## INPUT MATERIAL
BEGIN
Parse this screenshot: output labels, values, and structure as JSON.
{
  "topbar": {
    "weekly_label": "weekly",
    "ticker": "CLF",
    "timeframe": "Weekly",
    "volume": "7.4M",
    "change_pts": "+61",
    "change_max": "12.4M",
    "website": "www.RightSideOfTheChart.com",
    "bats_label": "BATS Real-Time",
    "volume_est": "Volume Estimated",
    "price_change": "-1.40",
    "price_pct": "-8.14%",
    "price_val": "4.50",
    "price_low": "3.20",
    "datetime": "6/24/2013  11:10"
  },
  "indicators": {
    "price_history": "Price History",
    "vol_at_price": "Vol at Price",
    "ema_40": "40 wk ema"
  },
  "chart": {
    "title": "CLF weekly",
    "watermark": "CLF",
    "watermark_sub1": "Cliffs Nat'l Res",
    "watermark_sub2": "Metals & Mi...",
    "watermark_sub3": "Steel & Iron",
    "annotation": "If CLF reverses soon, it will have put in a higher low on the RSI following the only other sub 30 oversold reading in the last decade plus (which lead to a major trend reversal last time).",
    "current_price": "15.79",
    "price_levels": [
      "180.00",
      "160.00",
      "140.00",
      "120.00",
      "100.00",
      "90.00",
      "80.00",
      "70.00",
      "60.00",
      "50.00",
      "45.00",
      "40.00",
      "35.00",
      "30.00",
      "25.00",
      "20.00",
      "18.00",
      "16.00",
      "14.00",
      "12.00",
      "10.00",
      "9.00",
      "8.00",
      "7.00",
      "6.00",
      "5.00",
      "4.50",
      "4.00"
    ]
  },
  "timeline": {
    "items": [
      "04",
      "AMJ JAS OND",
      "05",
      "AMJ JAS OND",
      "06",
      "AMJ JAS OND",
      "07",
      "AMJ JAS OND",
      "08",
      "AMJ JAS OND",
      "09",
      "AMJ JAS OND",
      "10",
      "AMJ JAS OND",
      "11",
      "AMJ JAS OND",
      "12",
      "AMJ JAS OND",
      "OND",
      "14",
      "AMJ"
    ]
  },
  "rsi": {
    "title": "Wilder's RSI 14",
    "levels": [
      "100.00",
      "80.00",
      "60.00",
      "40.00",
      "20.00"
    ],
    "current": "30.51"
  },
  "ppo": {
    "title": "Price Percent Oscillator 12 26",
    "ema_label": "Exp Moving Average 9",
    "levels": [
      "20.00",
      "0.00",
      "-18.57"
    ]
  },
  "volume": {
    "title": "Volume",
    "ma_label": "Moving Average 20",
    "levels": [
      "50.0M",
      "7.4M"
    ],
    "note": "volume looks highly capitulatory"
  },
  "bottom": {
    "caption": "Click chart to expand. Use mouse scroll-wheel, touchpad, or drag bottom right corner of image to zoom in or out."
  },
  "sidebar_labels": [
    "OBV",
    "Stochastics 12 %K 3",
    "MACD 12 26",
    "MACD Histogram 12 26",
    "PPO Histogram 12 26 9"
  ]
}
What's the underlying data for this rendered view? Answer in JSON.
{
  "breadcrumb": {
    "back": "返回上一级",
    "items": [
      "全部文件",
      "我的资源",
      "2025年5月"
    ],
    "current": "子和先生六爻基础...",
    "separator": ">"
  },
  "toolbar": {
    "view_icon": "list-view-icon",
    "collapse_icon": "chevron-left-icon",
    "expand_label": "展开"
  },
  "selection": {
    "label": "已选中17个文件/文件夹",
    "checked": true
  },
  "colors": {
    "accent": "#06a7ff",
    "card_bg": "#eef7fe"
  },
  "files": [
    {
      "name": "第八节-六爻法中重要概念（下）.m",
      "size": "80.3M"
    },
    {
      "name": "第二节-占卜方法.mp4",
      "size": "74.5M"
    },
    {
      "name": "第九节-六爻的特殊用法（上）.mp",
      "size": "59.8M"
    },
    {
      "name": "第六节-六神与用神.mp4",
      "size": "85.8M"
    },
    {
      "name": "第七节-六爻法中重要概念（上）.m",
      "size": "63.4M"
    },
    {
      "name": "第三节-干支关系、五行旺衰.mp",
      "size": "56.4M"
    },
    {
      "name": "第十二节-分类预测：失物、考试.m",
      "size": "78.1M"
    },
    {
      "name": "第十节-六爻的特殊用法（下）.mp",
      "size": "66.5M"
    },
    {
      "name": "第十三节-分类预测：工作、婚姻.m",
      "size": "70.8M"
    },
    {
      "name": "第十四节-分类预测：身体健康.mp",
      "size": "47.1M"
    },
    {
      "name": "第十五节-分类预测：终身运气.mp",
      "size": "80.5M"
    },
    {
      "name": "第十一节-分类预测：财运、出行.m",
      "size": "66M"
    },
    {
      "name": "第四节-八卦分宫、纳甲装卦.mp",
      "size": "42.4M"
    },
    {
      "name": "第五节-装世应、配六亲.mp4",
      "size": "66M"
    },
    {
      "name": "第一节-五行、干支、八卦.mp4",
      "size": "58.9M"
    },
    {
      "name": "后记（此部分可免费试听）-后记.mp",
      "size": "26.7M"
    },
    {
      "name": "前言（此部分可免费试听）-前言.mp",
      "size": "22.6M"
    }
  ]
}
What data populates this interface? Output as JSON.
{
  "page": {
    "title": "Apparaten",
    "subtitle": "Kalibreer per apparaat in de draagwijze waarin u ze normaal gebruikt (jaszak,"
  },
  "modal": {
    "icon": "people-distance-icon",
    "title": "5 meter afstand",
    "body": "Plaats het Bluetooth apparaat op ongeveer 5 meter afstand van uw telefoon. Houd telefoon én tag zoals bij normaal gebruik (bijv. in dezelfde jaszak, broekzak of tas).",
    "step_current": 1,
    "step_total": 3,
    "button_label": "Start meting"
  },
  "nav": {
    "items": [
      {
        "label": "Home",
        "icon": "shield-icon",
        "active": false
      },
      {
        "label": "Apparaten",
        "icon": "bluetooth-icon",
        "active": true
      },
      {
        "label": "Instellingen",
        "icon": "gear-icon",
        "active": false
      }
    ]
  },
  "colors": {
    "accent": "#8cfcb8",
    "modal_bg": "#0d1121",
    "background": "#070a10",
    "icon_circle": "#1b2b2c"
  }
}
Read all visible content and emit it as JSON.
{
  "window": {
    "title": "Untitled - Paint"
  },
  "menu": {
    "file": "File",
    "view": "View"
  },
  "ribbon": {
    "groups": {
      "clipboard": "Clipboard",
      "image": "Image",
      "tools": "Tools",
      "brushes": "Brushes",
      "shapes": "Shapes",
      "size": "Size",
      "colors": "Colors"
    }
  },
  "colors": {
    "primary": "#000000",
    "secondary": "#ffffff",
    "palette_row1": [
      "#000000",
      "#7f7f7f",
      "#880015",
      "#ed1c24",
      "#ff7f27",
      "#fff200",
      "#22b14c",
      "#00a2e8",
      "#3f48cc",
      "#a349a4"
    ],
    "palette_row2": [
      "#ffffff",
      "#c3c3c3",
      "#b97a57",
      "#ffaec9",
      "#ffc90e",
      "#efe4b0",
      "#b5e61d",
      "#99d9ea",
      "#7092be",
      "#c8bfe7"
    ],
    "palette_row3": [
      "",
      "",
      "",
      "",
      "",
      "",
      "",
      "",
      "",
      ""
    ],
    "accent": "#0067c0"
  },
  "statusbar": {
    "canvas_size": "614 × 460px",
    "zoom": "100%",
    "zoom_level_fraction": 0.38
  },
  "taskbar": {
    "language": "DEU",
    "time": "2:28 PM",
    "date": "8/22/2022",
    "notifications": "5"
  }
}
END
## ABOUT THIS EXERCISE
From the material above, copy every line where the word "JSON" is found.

## RESPONSE TO THIS TASK
Parse this screenshot: output labels, values, and structure as JSON.
What's the underlying data for this rendered view? Answer in JSON.
What data populates this interface? Output as JSON.
Read all visible content and emit it as JSON.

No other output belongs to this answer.